Goal of the exercise
Please find all lines in the data that hold the string "schluss" and copy them.

Entries shown
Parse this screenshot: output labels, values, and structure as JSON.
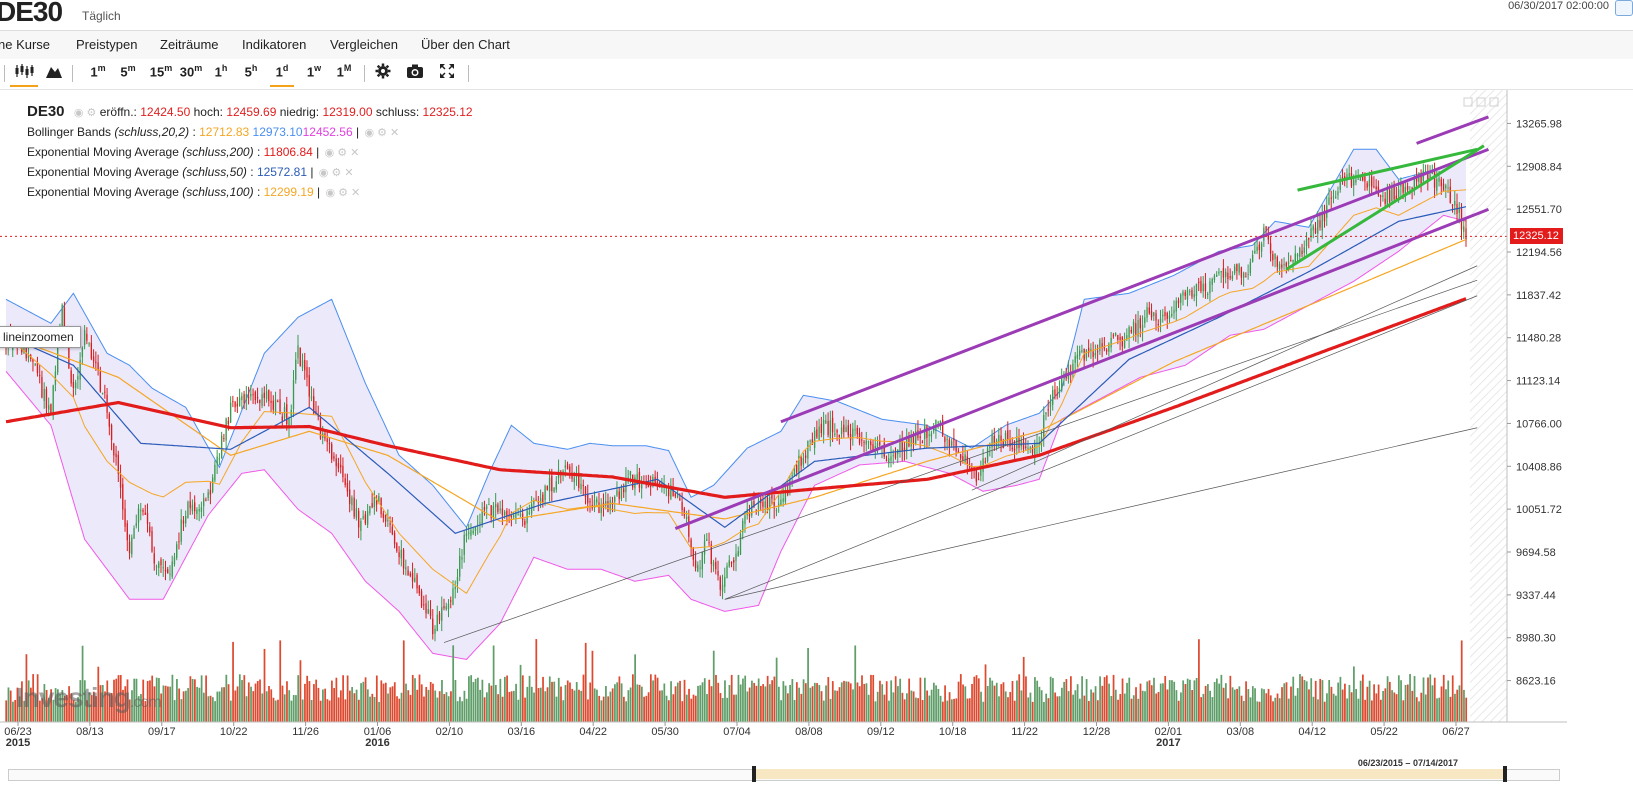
{
  "header": {
    "symbol": "DE30",
    "interval": "Täglich",
    "datetime": "06/30/2017 02:00:00"
  },
  "menu": [
    "ne Kurse",
    "Preistypen",
    "Zeiträume",
    "Indikatoren",
    "Vergleichen",
    "Über den Chart"
  ],
  "toolbar": {
    "timeframes": [
      "1m",
      "5m",
      "15m",
      "30m",
      "1h",
      "5h",
      "1d",
      "1w",
      "1M"
    ],
    "active": "1d"
  },
  "legend": {
    "symbol": "DE30",
    "open_label": "eröffn.:",
    "open": "12424.50",
    "high_label": "hoch:",
    "high": "12459.69",
    "low_label": "niedrig:",
    "low": "12319.00",
    "close_label": "schluss:",
    "close": "12325.12",
    "bb_label": "Bollinger Bands",
    "bb_params": "(schluss,20,2)",
    "bb_mid": "12712.83",
    "bb_upper": "12973.10",
    "bb_lower": "12452.56",
    "ema200_label": "Exponential Moving Average",
    "ema200_params": "(schluss,200)",
    "ema200_value": "11806.84",
    "ema50_label": "Exponential Moving Average",
    "ema50_params": "(schluss,50)",
    "ema50_value": "12572.81",
    "ema100_label": "Exponential Moving Average",
    "ema100_params": "(schluss,100)",
    "ema100_value": "12299.19"
  },
  "zoom_tooltip": "lineinzoomen",
  "last_price_label": "12325.12",
  "watermark": {
    "main": "Investing",
    "suffix": ".com"
  },
  "navigator": {
    "range": "06/23/2015 – 07/14/2017"
  },
  "colors": {
    "up": "#3a9a4e",
    "down": "#d61f1f",
    "bb_upper": "#4a8ff0",
    "bb_lower": "#f05ae8",
    "bb_mid": "#f5a623",
    "bb_fill": "#e4e0f9",
    "ema200": "#e21b1b",
    "ema50": "#2a5bb8",
    "ema100": "#f5a623",
    "channel": "#9b3bb5",
    "wedge": "#35b83c",
    "vol_up": "#5f9e69",
    "vol_down": "#dd4a30"
  },
  "chart_data": {
    "type": "candlestick",
    "y_ticks": [
      "13265.98",
      "12908.84",
      "12551.70",
      "12194.56",
      "11837.42",
      "11480.28",
      "11123.14",
      "10766.00",
      "10408.86",
      "10051.72",
      "9694.58",
      "9337.44",
      "8980.30",
      "8623.16"
    ],
    "y_range": [
      8444.59,
      13444.55
    ],
    "x_ticks": [
      {
        "label": "06/23",
        "sub": "2015"
      },
      {
        "label": "08/13",
        "sub": ""
      },
      {
        "label": "09/17",
        "sub": ""
      },
      {
        "label": "10/22",
        "sub": ""
      },
      {
        "label": "11/26",
        "sub": ""
      },
      {
        "label": "01/06",
        "sub": "2016"
      },
      {
        "label": "02/10",
        "sub": ""
      },
      {
        "label": "03/16",
        "sub": ""
      },
      {
        "label": "04/22",
        "sub": ""
      },
      {
        "label": "05/30",
        "sub": ""
      },
      {
        "label": "07/04",
        "sub": ""
      },
      {
        "label": "08/08",
        "sub": ""
      },
      {
        "label": "09/12",
        "sub": ""
      },
      {
        "label": "10/18",
        "sub": ""
      },
      {
        "label": "11/22",
        "sub": ""
      },
      {
        "label": "12/28",
        "sub": ""
      },
      {
        "label": "02/01",
        "sub": "2017"
      },
      {
        "label": "03/08",
        "sub": ""
      },
      {
        "label": "04/12",
        "sub": ""
      },
      {
        "label": "05/22",
        "sub": ""
      },
      {
        "label": "06/27",
        "sub": ""
      }
    ],
    "close_anchors": [
      [
        0,
        11480
      ],
      [
        10,
        11350
      ],
      [
        20,
        10850
      ],
      [
        25,
        11700
      ],
      [
        30,
        11000
      ],
      [
        35,
        11500
      ],
      [
        45,
        10900
      ],
      [
        55,
        9700
      ],
      [
        60,
        10100
      ],
      [
        66,
        9650
      ],
      [
        72,
        9450
      ],
      [
        80,
        10050
      ],
      [
        90,
        10150
      ],
      [
        100,
        10900
      ],
      [
        115,
        11000
      ],
      [
        126,
        10800
      ],
      [
        130,
        11380
      ],
      [
        140,
        10700
      ],
      [
        148,
        10400
      ],
      [
        158,
        9900
      ],
      [
        165,
        10150
      ],
      [
        175,
        9700
      ],
      [
        183,
        9400
      ],
      [
        190,
        9050
      ],
      [
        198,
        9300
      ],
      [
        205,
        9850
      ],
      [
        215,
        10050
      ],
      [
        230,
        9950
      ],
      [
        242,
        10250
      ],
      [
        250,
        10400
      ],
      [
        260,
        10100
      ],
      [
        268,
        10050
      ],
      [
        278,
        10300
      ],
      [
        290,
        10250
      ],
      [
        300,
        10150
      ],
      [
        308,
        9550
      ],
      [
        312,
        9780
      ],
      [
        318,
        9400
      ],
      [
        325,
        9700
      ],
      [
        330,
        10050
      ],
      [
        345,
        10100
      ],
      [
        352,
        10400
      ],
      [
        362,
        10750
      ],
      [
        372,
        10700
      ],
      [
        382,
        10650
      ],
      [
        392,
        10500
      ],
      [
        405,
        10650
      ],
      [
        415,
        10750
      ],
      [
        425,
        10500
      ],
      [
        432,
        10300
      ],
      [
        440,
        10650
      ],
      [
        450,
        10600
      ],
      [
        458,
        10550
      ],
      [
        465,
        10950
      ],
      [
        472,
        11200
      ],
      [
        480,
        11350
      ],
      [
        490,
        11420
      ],
      [
        500,
        11500
      ],
      [
        508,
        11680
      ],
      [
        515,
        11620
      ],
      [
        525,
        11850
      ],
      [
        535,
        11900
      ],
      [
        545,
        12050
      ],
      [
        553,
        12000
      ],
      [
        560,
        12380
      ],
      [
        566,
        12100
      ],
      [
        573,
        12120
      ],
      [
        580,
        12300
      ],
      [
        588,
        12550
      ],
      [
        595,
        12800
      ],
      [
        605,
        12800
      ],
      [
        612,
        12650
      ],
      [
        620,
        12700
      ],
      [
        632,
        12850
      ],
      [
        640,
        12750
      ],
      [
        646,
        12550
      ],
      [
        650,
        12325
      ]
    ],
    "ema200_anchors": [
      [
        0,
        10780
      ],
      [
        50,
        10940
      ],
      [
        100,
        10730
      ],
      [
        135,
        10740
      ],
      [
        170,
        10580
      ],
      [
        220,
        10380
      ],
      [
        270,
        10320
      ],
      [
        320,
        10150
      ],
      [
        360,
        10220
      ],
      [
        410,
        10300
      ],
      [
        460,
        10500
      ],
      [
        520,
        10900
      ],
      [
        580,
        11320
      ],
      [
        650,
        11806
      ]
    ],
    "ema100_anchors": [
      [
        0,
        11500
      ],
      [
        50,
        11150
      ],
      [
        100,
        10500
      ],
      [
        135,
        10700
      ],
      [
        170,
        10500
      ],
      [
        220,
        9950
      ],
      [
        270,
        10100
      ],
      [
        320,
        9970
      ],
      [
        360,
        10150
      ],
      [
        410,
        10450
      ],
      [
        460,
        10700
      ],
      [
        520,
        11280
      ],
      [
        580,
        11750
      ],
      [
        650,
        12299
      ]
    ],
    "ema50_anchors": [
      [
        0,
        11500
      ],
      [
        30,
        11250
      ],
      [
        60,
        10600
      ],
      [
        100,
        10550
      ],
      [
        135,
        10900
      ],
      [
        170,
        10350
      ],
      [
        200,
        9850
      ],
      [
        240,
        10100
      ],
      [
        290,
        10300
      ],
      [
        320,
        9900
      ],
      [
        360,
        10450
      ],
      [
        410,
        10560
      ],
      [
        460,
        10600
      ],
      [
        500,
        11300
      ],
      [
        540,
        11650
      ],
      [
        580,
        12030
      ],
      [
        620,
        12450
      ],
      [
        650,
        12572
      ]
    ],
    "bb_upper_anchors": [
      [
        0,
        11800
      ],
      [
        20,
        11600
      ],
      [
        30,
        11850
      ],
      [
        45,
        11350
      ],
      [
        55,
        11250
      ],
      [
        65,
        11060
      ],
      [
        80,
        10900
      ],
      [
        95,
        10400
      ],
      [
        115,
        11350
      ],
      [
        130,
        11650
      ],
      [
        145,
        11800
      ],
      [
        160,
        11100
      ],
      [
        175,
        10500
      ],
      [
        190,
        10250
      ],
      [
        205,
        9900
      ],
      [
        215,
        10350
      ],
      [
        225,
        10750
      ],
      [
        235,
        10600
      ],
      [
        250,
        10550
      ],
      [
        260,
        10600
      ],
      [
        270,
        10580
      ],
      [
        285,
        10580
      ],
      [
        295,
        10540
      ],
      [
        305,
        10150
      ],
      [
        315,
        10250
      ],
      [
        330,
        10560
      ],
      [
        345,
        10700
      ],
      [
        355,
        11000
      ],
      [
        370,
        10950
      ],
      [
        390,
        10800
      ],
      [
        410,
        10750
      ],
      [
        430,
        10560
      ],
      [
        445,
        10750
      ],
      [
        460,
        10850
      ],
      [
        470,
        11050
      ],
      [
        480,
        11800
      ],
      [
        500,
        11850
      ],
      [
        520,
        12000
      ],
      [
        540,
        12200
      ],
      [
        555,
        12250
      ],
      [
        565,
        12450
      ],
      [
        580,
        12400
      ],
      [
        600,
        13050
      ],
      [
        610,
        13050
      ],
      [
        620,
        12800
      ],
      [
        640,
        12900
      ],
      [
        650,
        12973
      ]
    ],
    "bb_lower_anchors": [
      [
        0,
        11200
      ],
      [
        20,
        10750
      ],
      [
        35,
        9800
      ],
      [
        55,
        9300
      ],
      [
        70,
        9300
      ],
      [
        90,
        10000
      ],
      [
        105,
        10350
      ],
      [
        115,
        10380
      ],
      [
        130,
        10050
      ],
      [
        145,
        9850
      ],
      [
        160,
        9450
      ],
      [
        175,
        9200
      ],
      [
        190,
        8850
      ],
      [
        205,
        8800
      ],
      [
        220,
        9100
      ],
      [
        235,
        9650
      ],
      [
        250,
        9550
      ],
      [
        265,
        9550
      ],
      [
        280,
        9450
      ],
      [
        295,
        9500
      ],
      [
        305,
        9300
      ],
      [
        320,
        9200
      ],
      [
        335,
        9250
      ],
      [
        345,
        9700
      ],
      [
        360,
        10250
      ],
      [
        380,
        10420
      ],
      [
        400,
        10450
      ],
      [
        420,
        10350
      ],
      [
        435,
        10200
      ],
      [
        450,
        10250
      ],
      [
        460,
        10300
      ],
      [
        470,
        10800
      ],
      [
        490,
        11000
      ],
      [
        505,
        11150
      ],
      [
        525,
        11250
      ],
      [
        545,
        11500
      ],
      [
        560,
        11550
      ],
      [
        575,
        11700
      ],
      [
        590,
        11850
      ],
      [
        600,
        11950
      ],
      [
        620,
        12200
      ],
      [
        640,
        12500
      ],
      [
        650,
        12452
      ]
    ],
    "trendlines": [
      {
        "kind": "channel",
        "from": [
          345,
          10780
        ],
        "to": [
          660,
          13050
        ]
      },
      {
        "kind": "channel",
        "from": [
          298,
          9890
        ],
        "to": [
          660,
          12550
        ]
      },
      {
        "kind": "channel",
        "from": [
          628,
          13100
        ],
        "to": [
          660,
          13320
        ]
      },
      {
        "kind": "wedge",
        "from": [
          575,
          12710
        ],
        "to": [
          655,
          13050
        ]
      },
      {
        "kind": "wedge",
        "from": [
          570,
          12050
        ],
        "to": [
          658,
          13080
        ]
      },
      {
        "kind": "thin",
        "from": [
          195,
          8940
        ],
        "to": [
          655,
          11960
        ]
      },
      {
        "kind": "thin",
        "from": [
          320,
          9300
        ],
        "to": [
          655,
          11830
        ]
      },
      {
        "kind": "thin",
        "from": [
          430,
          10210
        ],
        "to": [
          655,
          12080
        ]
      },
      {
        "kind": "thin",
        "from": [
          320,
          9300
        ],
        "to": [
          655,
          10730
        ]
      }
    ]
  }
}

Exercise output
    "close_label": "schluss:",
    "bb_params": "(schluss,20,2)",
    "ema200_params": "(schluss,200)",
    "ema50_params": "(schluss,50)",
    "ema100_params": "(schluss,100)",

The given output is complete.